The city will consider selling or leasing the land at a discount, among other potential subsidies, as part of the project’s overall financing, officials said, subject to negotiation and approval by the City Council.

“Nothing is guaranteed or really finalized in any way,” said Tammy Hunsaker, the city’s deputy director of community services, who has been privy to the selection process.

The housing authority’s development arm, Housing Assistance Management Enterprise, also plans to use historic-rehabilitation tax credits as part of the project’s financing.

Along with saving the historic building, Thomas said, the new partnership aims to develop the site sustainably, bring new commercial services to that neighborhood and, more importantly, offer homeownership opportunities by gradually converting rental units in the complex to condominiums via rent-to-own.

Fully a quarter of the project’s 244 units will be available for ownership to those earning below the region’s median incomes, while about 40% will rent at market rates.

Filling a ‘hole in the doughnut’

Dan Nackerman, the nonprofit housing authority’s executive director, said its partnership “really embraced” a vision for combining historic preservation, adding downtown housing, activating street fronts and meeting community needs.

“We kind of call this the ‘hole in the doughnut’ of that particular neighborhood,” Nackerman said. “It’s going to make a very big impact with this team, as a key transportation spot and as a safer and more vibrant neighborhood.”

The nonprofit agency is not a city department, although the mayor appoints its governing board members. The 54-year-old authority owns 35 properties citywide, housing approximately 11,000 residents nightly.

“We love the city,” Nackerman said, “and the city loves us.”

He said several of the agency’s public funding tools, including discount rental vouchers, would be leveraged as part of the project’s financing to help guarantee long-term affordability for many of the units.

Homes ‘for working folks’

Eleven in- and out-of-state developers submitted proposals for the Northwest Pipeline Building renovation, and those were vetted by a 10-member committee made up of city officials, historic preservationists, architectural experts and community-based groups.

Nnenna Lynch, owner of Xylem Projects, a real estate development firm focused on housing preservation and mixed-use projects, said it now planned extensive community outreach to test many of its ideas with community members.

“Our approach,” Lynch said in an interview, “is to create ownership housing for middle-income and working folks and families of Salt Lake along with much needed services and open spaces.”

“Where other see blight,” she said, “we see opportunity.”

The firm also is designing the project in context with existing nearby housing, including The Magnolia, at 165 S. 300 East, which may combine some of its parking into an underground structure planned at The Grove.

The city floated the idea of a public-private partnership to develop the site in 2015, through its Redevelopment Agency, but the project languished until the city launched a revived request for proposals process last year.

Former U.S. Rep. Ben McAdams, who is also founder and CEO of a consulting firm called the Common Ground Institute, was hired by the city to study and inventory vacant city properties that might be put to productive use.
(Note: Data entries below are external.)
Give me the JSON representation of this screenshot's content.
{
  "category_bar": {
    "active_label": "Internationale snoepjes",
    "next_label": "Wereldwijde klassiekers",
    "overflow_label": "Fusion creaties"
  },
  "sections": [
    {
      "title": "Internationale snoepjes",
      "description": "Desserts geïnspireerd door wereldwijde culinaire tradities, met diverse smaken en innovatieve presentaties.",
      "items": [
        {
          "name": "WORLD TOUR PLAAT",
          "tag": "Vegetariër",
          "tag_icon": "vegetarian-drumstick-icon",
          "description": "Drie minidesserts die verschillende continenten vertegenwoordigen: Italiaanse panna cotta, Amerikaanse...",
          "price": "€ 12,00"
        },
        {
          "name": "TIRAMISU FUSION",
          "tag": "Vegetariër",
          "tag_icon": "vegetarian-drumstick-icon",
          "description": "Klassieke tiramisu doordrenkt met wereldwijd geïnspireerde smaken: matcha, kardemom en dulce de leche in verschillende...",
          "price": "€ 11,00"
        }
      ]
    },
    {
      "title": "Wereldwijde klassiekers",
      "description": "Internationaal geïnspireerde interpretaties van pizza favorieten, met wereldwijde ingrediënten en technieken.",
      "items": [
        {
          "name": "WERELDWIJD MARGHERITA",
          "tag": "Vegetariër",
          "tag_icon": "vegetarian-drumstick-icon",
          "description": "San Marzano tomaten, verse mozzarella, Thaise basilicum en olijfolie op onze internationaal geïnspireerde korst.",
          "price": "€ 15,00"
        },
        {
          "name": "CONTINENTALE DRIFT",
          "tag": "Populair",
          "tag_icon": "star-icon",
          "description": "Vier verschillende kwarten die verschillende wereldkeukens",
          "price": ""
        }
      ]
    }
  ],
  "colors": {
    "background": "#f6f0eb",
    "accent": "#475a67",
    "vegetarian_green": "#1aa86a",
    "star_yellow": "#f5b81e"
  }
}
The institute is now among the housing authority’s consulting partners on building The Grove.

McAdams, who also served under former Mayor Ralph Becker when relocation of the cop shop was being considered, said plans for the Northwest Pipeline Building brought the site “full circle,” with the prospect of not serving nearby residents and luring newcomers, particularly with its much-needed child care services.

“It’s really exciting to see the city prioritizing the preservation of this building,” he said, “in a way that also nods to the future, to sustainability, a place for families and, really, the future of downtown.”